BEGIN MATERIAL SHOWN

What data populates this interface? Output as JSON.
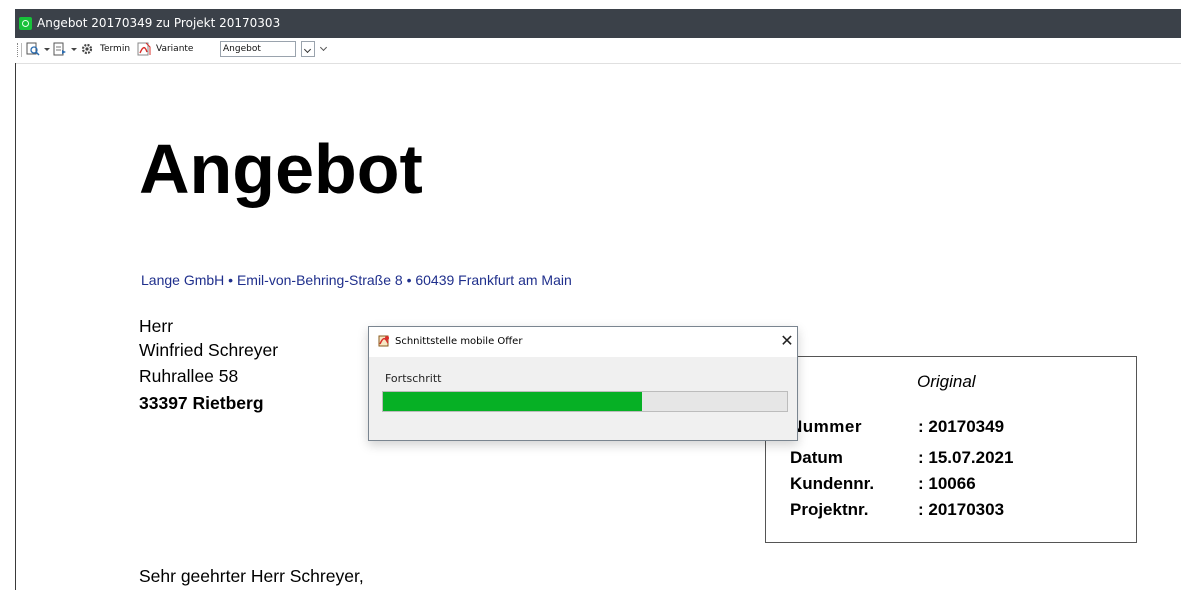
{
  "window": {
    "title": "Angebot 20170349 zu Projekt 20170303"
  },
  "toolbar": {
    "termin_label": "Termin",
    "variante_label": "Variante",
    "variante_value": "Angebot"
  },
  "document": {
    "heading": "Angebot",
    "sender_line": "Lange GmbH • Emil-von-Behring-Straße 8 • 60439 Frankfurt am Main",
    "recipient": {
      "salutation_line": "Herr",
      "name": "Winfried Schreyer",
      "street": "Ruhrallee 58",
      "city": "33397 Rietberg"
    },
    "info": {
      "copy_type": "Original",
      "rows": [
        {
          "label": "Nummer",
          "value": ": 20170349"
        },
        {
          "label": "Datum",
          "value": ": 15.07.2021"
        },
        {
          "label": "Kundennr.",
          "value": ": 10066"
        },
        {
          "label": "Projektnr.",
          "value": ": 20170303"
        }
      ]
    },
    "greeting": "Sehr geehrter Herr Schreyer,"
  },
  "dialog": {
    "title": "Schnittstelle mobile Offer",
    "close_symbol": "✕",
    "progress_label": "Fortschritt",
    "progress_fraction": 0.64,
    "progress_color": "#06b025"
  },
  "colors": {
    "titlebar": "#3b4149",
    "sender_text": "#1f2f8c",
    "app_icon": "#17c13a"
  }
}
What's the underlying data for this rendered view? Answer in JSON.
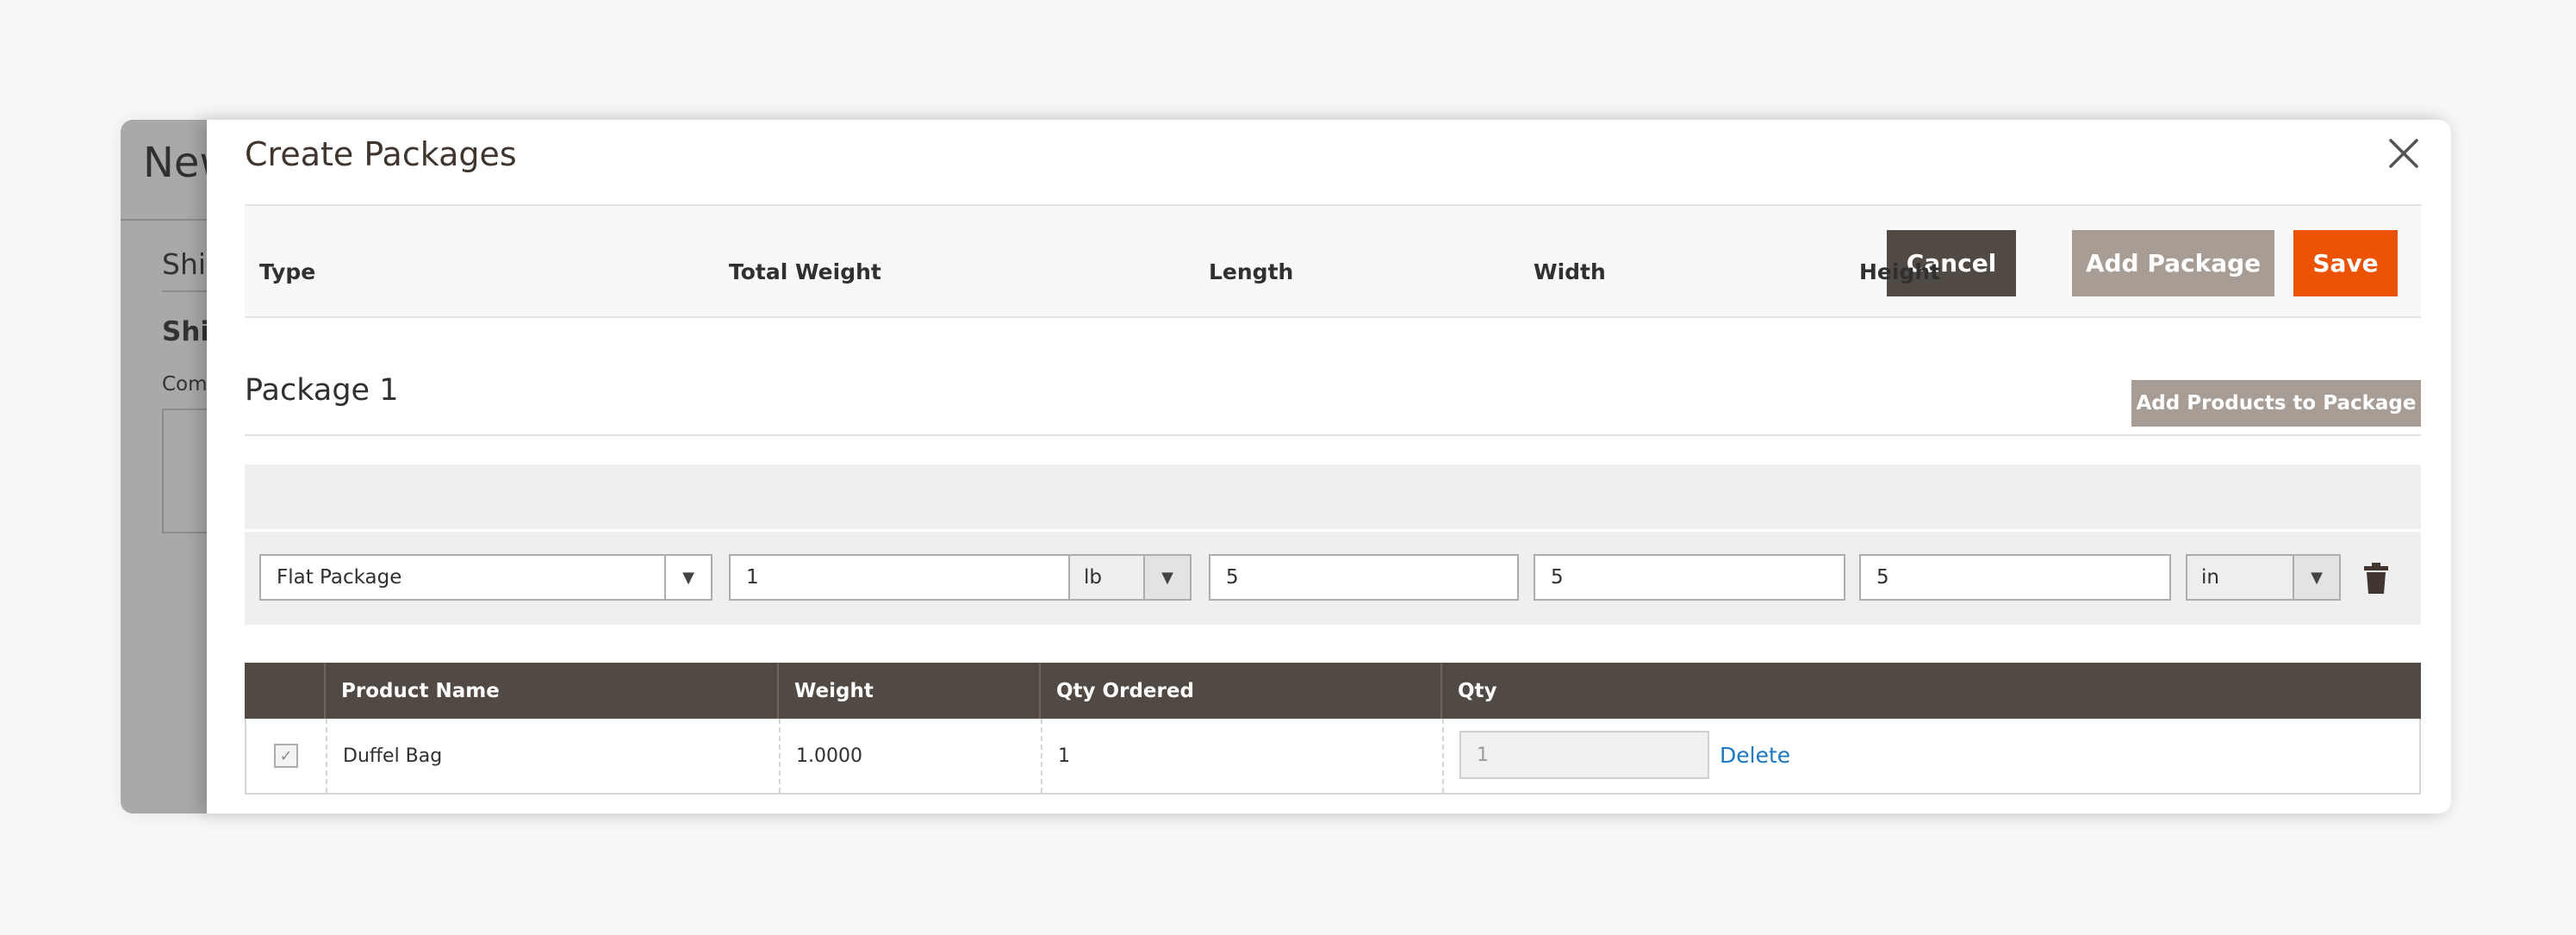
{
  "background_page": {
    "title": "New",
    "section_title": "Shi",
    "sub_title": "Ship",
    "comment_label": "Com"
  },
  "modal": {
    "title": "Create Packages",
    "close_icon": "close-icon"
  },
  "toolbar": {
    "cancel_label": "Cancel",
    "add_package_label": "Add Package",
    "save_label": "Save"
  },
  "package": {
    "title": "Package 1",
    "add_products_label": "Add Products to Package",
    "labels": {
      "type": "Type",
      "total_weight": "Total Weight",
      "length": "Length",
      "width": "Width",
      "height": "Height"
    },
    "values": {
      "type": "Flat Package",
      "total_weight": "1",
      "weight_unit": "lb",
      "length": "5",
      "width": "5",
      "height": "5",
      "dimension_unit": "in"
    },
    "delete_icon": "trash-icon"
  },
  "grid": {
    "columns": [
      "Product Name",
      "Weight",
      "Qty Ordered",
      "Qty"
    ],
    "rows": [
      {
        "checked": true,
        "product_name": "Duffel Bag",
        "weight": "1.0000",
        "qty_ordered": "1",
        "qty": "1",
        "delete_label": "Delete"
      }
    ]
  },
  "colors": {
    "primary_dark": "#514943",
    "secondary": "#a79d95",
    "accent": "#eb5202",
    "link": "#1979c3"
  }
}
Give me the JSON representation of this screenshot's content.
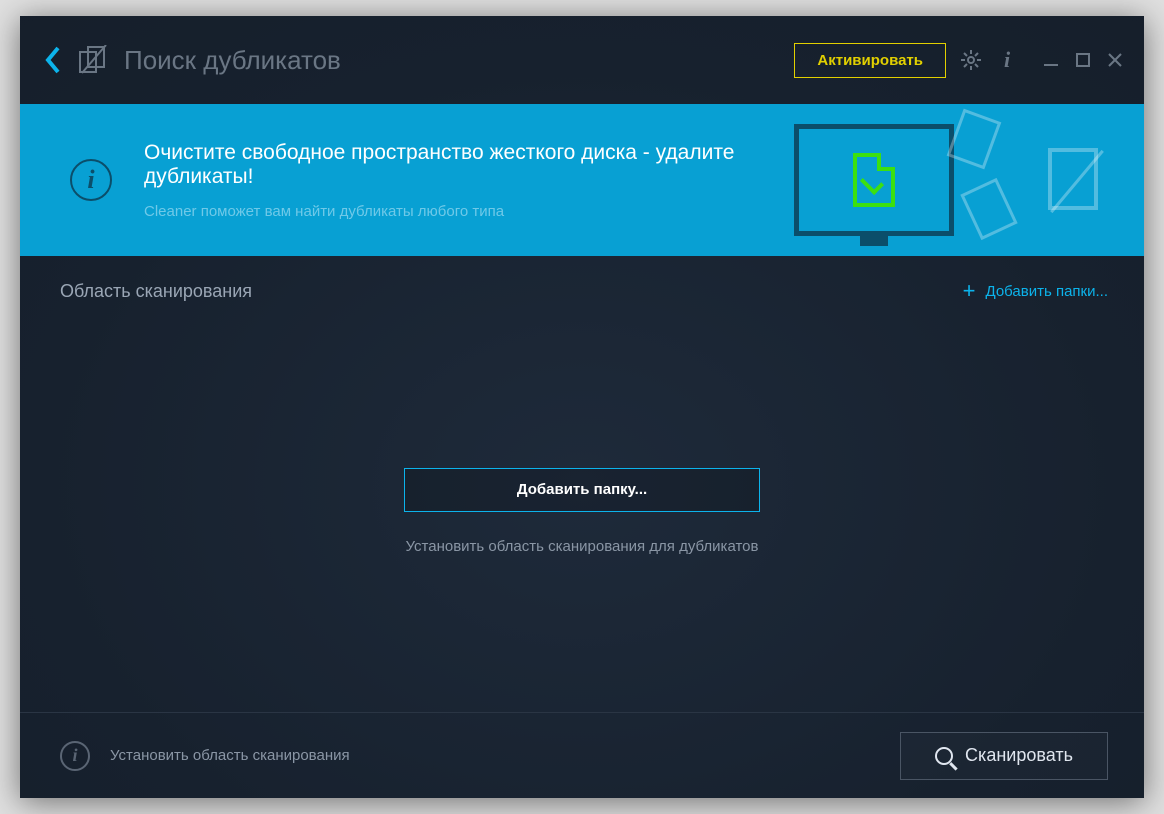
{
  "titlebar": {
    "title": "Поиск дубликатов",
    "activate_label": "Активировать"
  },
  "banner": {
    "heading": "Очистите свободное пространство жесткого диска - удалите дубликаты!",
    "subtitle": "Cleaner поможет вам найти дубликаты любого типа"
  },
  "scan_area": {
    "title": "Область сканирования",
    "add_folders_label": "Добавить папки..."
  },
  "content": {
    "add_folder_label": "Добавить папку...",
    "subtitle": "Установить область сканирования для дубликатов"
  },
  "footer": {
    "hint": "Установить область сканирования",
    "scan_label": "Сканировать"
  }
}
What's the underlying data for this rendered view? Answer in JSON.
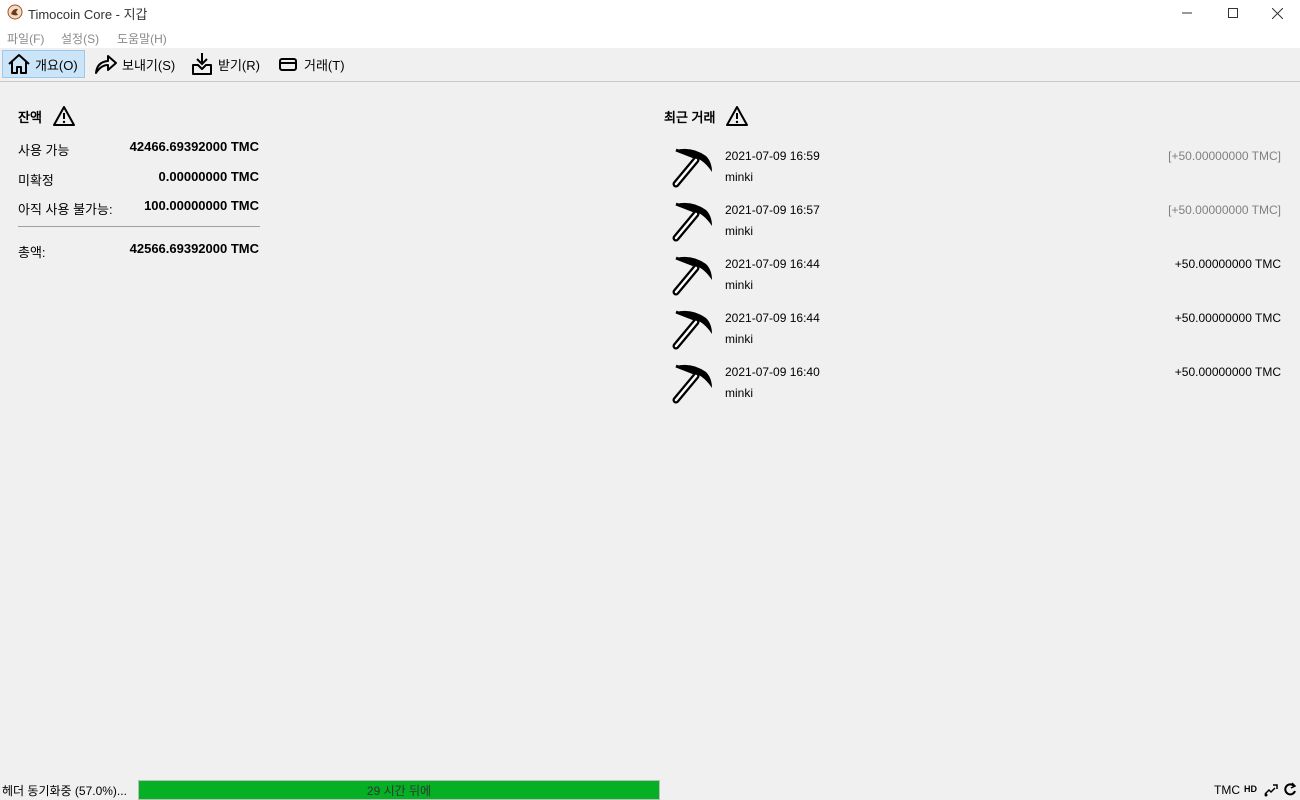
{
  "window": {
    "title": "Timocoin Core - 지갑"
  },
  "menu": {
    "file": "파일(F)",
    "settings": "설정(S)",
    "help": "도움말(H)"
  },
  "toolbar": {
    "overview": "개요(O)",
    "send": "보내기(S)",
    "receive": "받기(R)",
    "transactions": "거래(T)"
  },
  "balances": {
    "title": "잔액",
    "available_label": "사용 가능",
    "available_value": "42466.69392000 TMC",
    "pending_label": "미확정",
    "pending_value": "0.00000000 TMC",
    "immature_label": "아직 사용 불가능:",
    "immature_value": "100.00000000 TMC",
    "total_label": "총액:",
    "total_value": "42566.69392000 TMC"
  },
  "recent": {
    "title": "최근 거래",
    "transactions": [
      {
        "date": "2021-07-09 16:59",
        "label": "minki",
        "amount": "[+50.00000000 TMC]",
        "confirmed": false
      },
      {
        "date": "2021-07-09 16:57",
        "label": "minki",
        "amount": "[+50.00000000 TMC]",
        "confirmed": false
      },
      {
        "date": "2021-07-09 16:44",
        "label": "minki",
        "amount": "+50.00000000 TMC",
        "confirmed": true
      },
      {
        "date": "2021-07-09 16:44",
        "label": "minki",
        "amount": "+50.00000000 TMC",
        "confirmed": true
      },
      {
        "date": "2021-07-09 16:40",
        "label": "minki",
        "amount": "+50.00000000 TMC",
        "confirmed": true
      }
    ]
  },
  "status": {
    "sync_text": "헤더 동기화중 (57.0%)...",
    "progress_text": "29 시간 뒤에",
    "progress_fraction": 1.0,
    "progress_color": "#06b025",
    "unit": "TMC",
    "hd": "HD",
    "icons": [
      "hd-icon",
      "network-icon",
      "sync-icon"
    ]
  }
}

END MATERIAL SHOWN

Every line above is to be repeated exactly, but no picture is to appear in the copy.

What data populates this interface? Output as JSON.
{
  "window": {
    "title": "Angebot 20170349 zu Projekt 20170303"
  },
  "toolbar": {
    "termin_label": "Termin",
    "variante_label": "Variante",
    "variante_value": "Angebot"
  },
  "document": {
    "heading": "Angebot",
    "sender_line": "Lange GmbH • Emil-von-Behring-Straße 8 • 60439 Frankfurt am Main",
    "recipient": {
      "salutation_line": "Herr",
      "name": "Winfried Schreyer",
      "street": "Ruhrallee 58",
      "city": "33397 Rietberg"
    },
    "info": {
      "copy_type": "Original",
      "rows": [
        {
          "label": "Nummer",
          "value": ": 20170349"
        },
        {
          "label": "Datum",
          "value": ": 15.07.2021"
        },
        {
          "label": "Kundennr.",
          "value": ": 10066"
        },
        {
          "label": "Projektnr.",
          "value": ": 20170303"
        }
      ]
    },
    "greeting": "Sehr geehrter Herr Schreyer,"
  },
  "dialog": {
    "title": "Schnittstelle mobile Offer",
    "close_symbol": "✕",
    "progress_label": "Fortschritt",
    "progress_fraction": 0.64,
    "progress_color": "#06b025"
  },
  "colors": {
    "titlebar": "#3b4149",
    "sender_text": "#1f2f8c",
    "app_icon": "#17c13a"
  }
}
What's the underlying data for this rendered view? Answer in JSON.
{
  "background_page": {
    "title": "New",
    "section_title": "Shi",
    "sub_title": "Ship",
    "comment_label": "Com"
  },
  "modal": {
    "title": "Create Packages",
    "close_icon": "close-icon"
  },
  "toolbar": {
    "cancel_label": "Cancel",
    "add_package_label": "Add Package",
    "save_label": "Save"
  },
  "package": {
    "title": "Package 1",
    "add_products_label": "Add Products to Package",
    "labels": {
      "type": "Type",
      "total_weight": "Total Weight",
      "length": "Length",
      "width": "Width",
      "height": "Height"
    },
    "values": {
      "type": "Flat Package",
      "total_weight": "1",
      "weight_unit": "lb",
      "length": "5",
      "width": "5",
      "height": "5",
      "dimension_unit": "in"
    },
    "delete_icon": "trash-icon"
  },
  "grid": {
    "columns": [
      "Product Name",
      "Weight",
      "Qty Ordered",
      "Qty"
    ],
    "rows": [
      {
        "checked": true,
        "product_name": "Duffel Bag",
        "weight": "1.0000",
        "qty_ordered": "1",
        "qty": "1",
        "delete_label": "Delete"
      }
    ]
  },
  "colors": {
    "primary_dark": "#514943",
    "secondary": "#a79d95",
    "accent": "#eb5202",
    "link": "#1979c3"
  }
}
Give me the JSON representation of this screenshot's content.
{
  "titlebar": {
    "title": "Поиск дубликатов",
    "activate_label": "Активировать"
  },
  "banner": {
    "heading": "Очистите свободное пространство жесткого диска - удалите дубликаты!",
    "subtitle": "Cleaner поможет вам найти дубликаты любого типа"
  },
  "scan_area": {
    "title": "Область сканирования",
    "add_folders_label": "Добавить папки..."
  },
  "content": {
    "add_folder_label": "Добавить папку...",
    "subtitle": "Установить область сканирования для дубликатов"
  },
  "footer": {
    "hint": "Установить область сканирования",
    "scan_label": "Сканировать"
  }
}
What's the underlying data for this rendered view? Answer in JSON.
{
  "window": {
    "title": "Timocoin Core - 지갑"
  },
  "menu": {
    "file": "파일(F)",
    "settings": "설정(S)",
    "help": "도움말(H)"
  },
  "toolbar": {
    "overview": "개요(O)",
    "send": "보내기(S)",
    "receive": "받기(R)",
    "transactions": "거래(T)"
  },
  "balances": {
    "title": "잔액",
    "available_label": "사용 가능",
    "available_value": "42466.69392000 TMC",
    "pending_label": "미확정",
    "pending_value": "0.00000000 TMC",
    "immature_label": "아직 사용 불가능:",
    "immature_value": "100.00000000 TMC",
    "total_label": "총액:",
    "total_value": "42566.69392000 TMC"
  },
  "recent": {
    "title": "최근 거래",
    "transactions": [
      {
        "date": "2021-07-09 16:59",
        "label": "minki",
        "amount": "[+50.00000000 TMC]",
        "confirmed": false
      },
      {
        "date": "2021-07-09 16:57",
        "label": "minki",
        "amount": "[+50.00000000 TMC]",
        "confirmed": false
      },
      {
        "date": "2021-07-09 16:44",
        "label": "minki",
        "amount": "+50.00000000 TMC",
        "confirmed": true
      },
      {
        "date": "2021-07-09 16:44",
        "label": "minki",
        "amount": "+50.00000000 TMC",
        "confirmed": true
      },
      {
        "date": "2021-07-09 16:40",
        "label": "minki",
        "amount": "+50.00000000 TMC",
        "confirmed": true
      }
    ]
  },
  "status": {
    "sync_text": "헤더 동기화중 (57.0%)...",
    "progress_text": "29 시간 뒤에",
    "progress_fraction": 1.0,
    "progress_color": "#06b025",
    "unit": "TMC",
    "hd": "HD",
    "icons": [
      "hd-icon",
      "network-icon",
      "sync-icon"
    ]
  }
}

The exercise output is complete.